Exercise description:
Each entry that follows should be written again verbatim.

Extracted entries:

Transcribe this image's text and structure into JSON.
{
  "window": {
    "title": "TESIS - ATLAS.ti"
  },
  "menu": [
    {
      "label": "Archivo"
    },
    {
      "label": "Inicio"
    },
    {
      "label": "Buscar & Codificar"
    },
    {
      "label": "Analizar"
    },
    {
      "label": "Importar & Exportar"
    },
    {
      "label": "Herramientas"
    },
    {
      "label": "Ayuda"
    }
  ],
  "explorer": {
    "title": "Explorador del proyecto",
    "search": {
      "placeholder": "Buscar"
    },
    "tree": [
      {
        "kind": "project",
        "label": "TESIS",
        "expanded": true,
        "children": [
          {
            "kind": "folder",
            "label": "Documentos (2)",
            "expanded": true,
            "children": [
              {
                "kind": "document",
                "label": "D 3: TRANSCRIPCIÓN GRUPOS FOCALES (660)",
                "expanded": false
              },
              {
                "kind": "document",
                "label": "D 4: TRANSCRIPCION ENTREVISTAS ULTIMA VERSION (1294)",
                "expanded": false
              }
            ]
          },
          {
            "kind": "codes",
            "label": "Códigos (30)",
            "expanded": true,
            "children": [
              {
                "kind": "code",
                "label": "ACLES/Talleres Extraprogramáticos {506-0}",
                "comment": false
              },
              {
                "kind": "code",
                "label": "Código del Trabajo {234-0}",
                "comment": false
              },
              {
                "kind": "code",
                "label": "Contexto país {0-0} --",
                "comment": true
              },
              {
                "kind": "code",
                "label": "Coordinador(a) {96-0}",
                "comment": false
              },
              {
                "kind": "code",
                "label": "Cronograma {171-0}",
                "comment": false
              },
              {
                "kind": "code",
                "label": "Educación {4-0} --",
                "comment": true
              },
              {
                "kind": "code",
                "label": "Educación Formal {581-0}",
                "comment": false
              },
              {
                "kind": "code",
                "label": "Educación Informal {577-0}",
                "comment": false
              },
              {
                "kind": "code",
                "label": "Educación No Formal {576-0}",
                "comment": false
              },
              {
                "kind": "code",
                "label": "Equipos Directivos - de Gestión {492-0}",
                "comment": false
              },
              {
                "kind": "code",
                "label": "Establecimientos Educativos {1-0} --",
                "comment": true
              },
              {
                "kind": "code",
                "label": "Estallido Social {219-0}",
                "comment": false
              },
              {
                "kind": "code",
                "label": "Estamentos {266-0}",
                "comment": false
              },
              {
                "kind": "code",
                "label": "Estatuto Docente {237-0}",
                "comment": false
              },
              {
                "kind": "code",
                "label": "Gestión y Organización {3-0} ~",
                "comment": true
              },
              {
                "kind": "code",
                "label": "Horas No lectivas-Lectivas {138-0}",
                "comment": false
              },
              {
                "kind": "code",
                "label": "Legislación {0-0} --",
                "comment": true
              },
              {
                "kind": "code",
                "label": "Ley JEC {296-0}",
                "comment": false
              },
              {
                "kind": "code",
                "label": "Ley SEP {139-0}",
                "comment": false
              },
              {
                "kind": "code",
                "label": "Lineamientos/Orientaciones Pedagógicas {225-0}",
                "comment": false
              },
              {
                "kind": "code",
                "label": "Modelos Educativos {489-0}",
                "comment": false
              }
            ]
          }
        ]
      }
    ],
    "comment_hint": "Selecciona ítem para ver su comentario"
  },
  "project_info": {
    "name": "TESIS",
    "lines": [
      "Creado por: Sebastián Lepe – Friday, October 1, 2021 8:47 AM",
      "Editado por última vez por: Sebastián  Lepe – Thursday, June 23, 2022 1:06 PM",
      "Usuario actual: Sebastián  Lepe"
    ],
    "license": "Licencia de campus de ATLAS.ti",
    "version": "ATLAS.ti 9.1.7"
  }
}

Response to this exercise:
Transcribe this image's text and structure into JSON.
{
  "window": {
    "title": "TESIS - ATLAS.ti"
  },
  "menu": [
    {
      "label": "Archivo"
    },
    {
      "label": "Inicio"
    },
    {
      "label": "Buscar & Codificar"
    },
    {
      "label": "Analizar"
    },
    {
      "label": "Importar & Exportar"
    },
    {
      "label": "Herramientas"
    },
    {
      "label": "Ayuda"
    }
  ],
  "explorer": {
    "title": "Explorador del proyecto",
    "search": {
      "placeholder": "Buscar"
    },
    "tree": [
      {
        "kind": "project",
        "label": "TESIS",
        "expanded": true,
        "children": [
          {
            "kind": "folder",
            "label": "Documentos (2)",
            "expanded": true,
            "children": [
              {
                "kind": "document",
                "label": "D 3: TRANSCRIPCIÓN GRUPOS FOCALES (660)",
                "expanded": false
              },
              {
                "kind": "document",
                "label": "D 4: TRANSCRIPCION ENTREVISTAS ULTIMA VERSION (1294)",
                "expanded": false
              }
            ]
          },
          {
            "kind": "codes",
            "label": "Códigos (30)",
            "expanded": true,
            "children": [
              {
                "kind": "code",
                "label": "ACLES/Talleres Extraprogramáticos {506-0}",
                "comment": false
              },
              {
                "kind": "code",
                "label": "Código del Trabajo {234-0}",
                "comment": false
              },
              {
                "kind": "code",
                "label": "Contexto país {0-0} --",
                "comment": true
              },
              {
                "kind": "code",
                "label": "Coordinador(a) {96-0}",
                "comment": false
              },
              {
                "kind": "code",
                "label": "Cronograma {171-0}",
                "comment": false
              },
              {
                "kind": "code",
                "label": "Educación {4-0} --",
                "comment": true
              },
              {
                "kind": "code",
                "label": "Educación Formal {581-0}",
                "comment": false
              },
              {
                "kind": "code",
                "label": "Educación Informal {577-0}",
                "comment": false
              },
              {
                "kind": "code",
                "label": "Educación No Formal {576-0}",
                "comment": false
              },
              {
                "kind": "code",
                "label": "Equipos Directivos - de Gestión {492-0}",
                "comment": false
              },
              {
                "kind": "code",
                "label": "Establecimientos Educativos {1-0} --",
                "comment": true
              },
              {
                "kind": "code",
                "label": "Estallido Social {219-0}",
                "comment": false
              },
              {
                "kind": "code",
                "label": "Estamentos {266-0}",
                "comment": false
              },
              {
                "kind": "code",
                "label": "Estatuto Docente {237-0}",
                "comment": false
              },
              {
                "kind": "code",
                "label": "Gestión y Organización {3-0} ~",
                "comment": true
              },
              {
                "kind": "code",
                "label": "Horas No lectivas-Lectivas {138-0}",
                "comment": false
              },
              {
                "kind": "code",
                "label": "Legislación {0-0} --",
                "comment": true
              },
              {
                "kind": "code",
                "label": "Ley JEC {296-0}",
                "comment": false
              },
              {
                "kind": "code",
                "label": "Ley SEP {139-0}",
                "comment": false
              },
              {
                "kind": "code",
                "label": "Lineamientos/Orientaciones Pedagógicas {225-0}",
                "comment": false
              },
              {
                "kind": "code",
                "label": "Modelos Educativos {489-0}",
                "comment": false
              }
            ]
          }
        ]
      }
    ],
    "comment_hint": "Selecciona ítem para ver su comentario"
  },
  "project_info": {
    "name": "TESIS",
    "lines": [
      "Creado por: Sebastián Lepe – Friday, October 1, 2021 8:47 AM",
      "Editado por última vez por: Sebastián  Lepe – Thursday, June 23, 2022 1:06 PM",
      "Usuario actual: Sebastián  Lepe"
    ],
    "license": "Licencia de campus de ATLAS.ti",
    "version": "ATLAS.ti 9.1.7"
  }
}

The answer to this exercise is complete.